BEFORE I got my licence and car years ago, I was always walking everywhere. Sure, I did take the bus, taxi and train every now and then, but I had always preferred walking as it got me to my destination without the need to
worry about being confined in
a small room and inhaling random (usually unpleasant) body odours.
However, there was always one thing that was always at the top of my head whenever I decided to start my journey on foot somewhere: which reckless driver would I need to face that day?
If there is one thing that most people can agree on is that Malaysia, as much as I love my wonderful country, is not the safest for pedestrians in general. I can’t even begin to count how many times I have almost been knocked down by motorists, who were either too preoccupied with their gadgets or too impatient to give way where necessary.
I promised myself that when I started driving, I would always remember to be sensitive to pedestrians and try my best to give way to them whenever I could. You see, we motorists have metal and glass to shield us from danger and the weather; pedestrians, on the other hand, have none of these and risk losing their limbs or lives if they aren’t careful enough.
A few weeks ago, I had parked my car at the staff parking lot and walked over to campus to start my day at work. I waited patiently to cross the road, which had only one lane on each side as it was on campus grounds. Finally, when a kind driver stopped to give way to me at the zebra crossing, I raised my hand to wave at him and mouthed a silent “thank you” as I walked across.
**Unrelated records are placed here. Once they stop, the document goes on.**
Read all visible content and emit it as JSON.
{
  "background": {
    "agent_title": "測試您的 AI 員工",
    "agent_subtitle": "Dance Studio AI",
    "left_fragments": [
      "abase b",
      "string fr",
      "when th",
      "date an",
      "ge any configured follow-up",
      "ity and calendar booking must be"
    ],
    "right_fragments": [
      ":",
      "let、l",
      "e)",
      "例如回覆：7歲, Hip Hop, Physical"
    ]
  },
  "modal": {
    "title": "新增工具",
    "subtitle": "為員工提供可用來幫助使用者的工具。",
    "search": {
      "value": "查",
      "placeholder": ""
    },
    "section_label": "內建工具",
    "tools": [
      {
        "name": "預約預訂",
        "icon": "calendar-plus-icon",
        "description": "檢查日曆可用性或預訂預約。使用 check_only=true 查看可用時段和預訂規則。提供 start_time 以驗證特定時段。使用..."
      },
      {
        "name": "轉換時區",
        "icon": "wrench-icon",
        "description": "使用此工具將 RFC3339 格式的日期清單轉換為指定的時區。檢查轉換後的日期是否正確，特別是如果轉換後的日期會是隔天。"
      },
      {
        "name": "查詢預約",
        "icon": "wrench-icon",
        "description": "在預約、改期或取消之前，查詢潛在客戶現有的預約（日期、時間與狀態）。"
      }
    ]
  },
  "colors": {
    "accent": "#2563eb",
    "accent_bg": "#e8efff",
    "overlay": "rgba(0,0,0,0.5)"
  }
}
Imagine my horror when just two seconds later, I was inches away from being knocked down by another car, which had appeared out of nowhere! The driver of this car, which looked like a sports car to me, had evidently overtaken the kind driver because the former had been too impatient to wait until I crossed the road. He decided to overtake on a road, which had only one lane and no room for overtaking.
I froze on the road and yelled at him. He stared blankly at me and waited until I moved before he zoomed off. I cursed at myself in anger, upset how some motorists could be so selfish and insensitive on the road.
I suppose I had been lucky.
Many pedestrians have lost their legs and/or ability to walk, and some have even been killed after getting knocked down by reckless motorists.
I simply cannot fathom this.
Are road rules difficult to obey? Is etiquette difficult to adhere to? Has common courtesy been thrown out of the window?
How many more limbs do we need to lose in order for people to understand the importance of abiding by road rules? How many more lives do we need to lose in order for people to learn their lesson?
We speak so greatly about teaching our children to listen to and follow rules and regulations.
We speak so greatly about teaching our children to be compassionate, respectful people.
We speak so greatly about teaching our children to become responsible, dependable adults.
Yet, our actions prove to be the complete opposite. How then can you expect to bring up these children and mould them into becoming sensible citizens?
It all begins with every one of us wanting to create an environment where anyone can feel safe no matter where they are, no matter what vehicle they may or may not drive.
It’s not rocket science, yet it is something many people have trouble comprehending. Perhaps, it is egocentrism that stops us from caring about anyone other than ourselves, or perhaps it is apathy. I can’t seem to figure out which one.
Be a little more considerate, show a little more kindness. Act a little more maturely, prove a little more sagacious.
Trust me, the world will be a better place to live in.
The writer, a lecturer at Sunway College, is a Malaysian-born Eurasian with Scottish/Japanese/Indian lineage. She believes in a tomorrow where there is no existence of racism and hatred.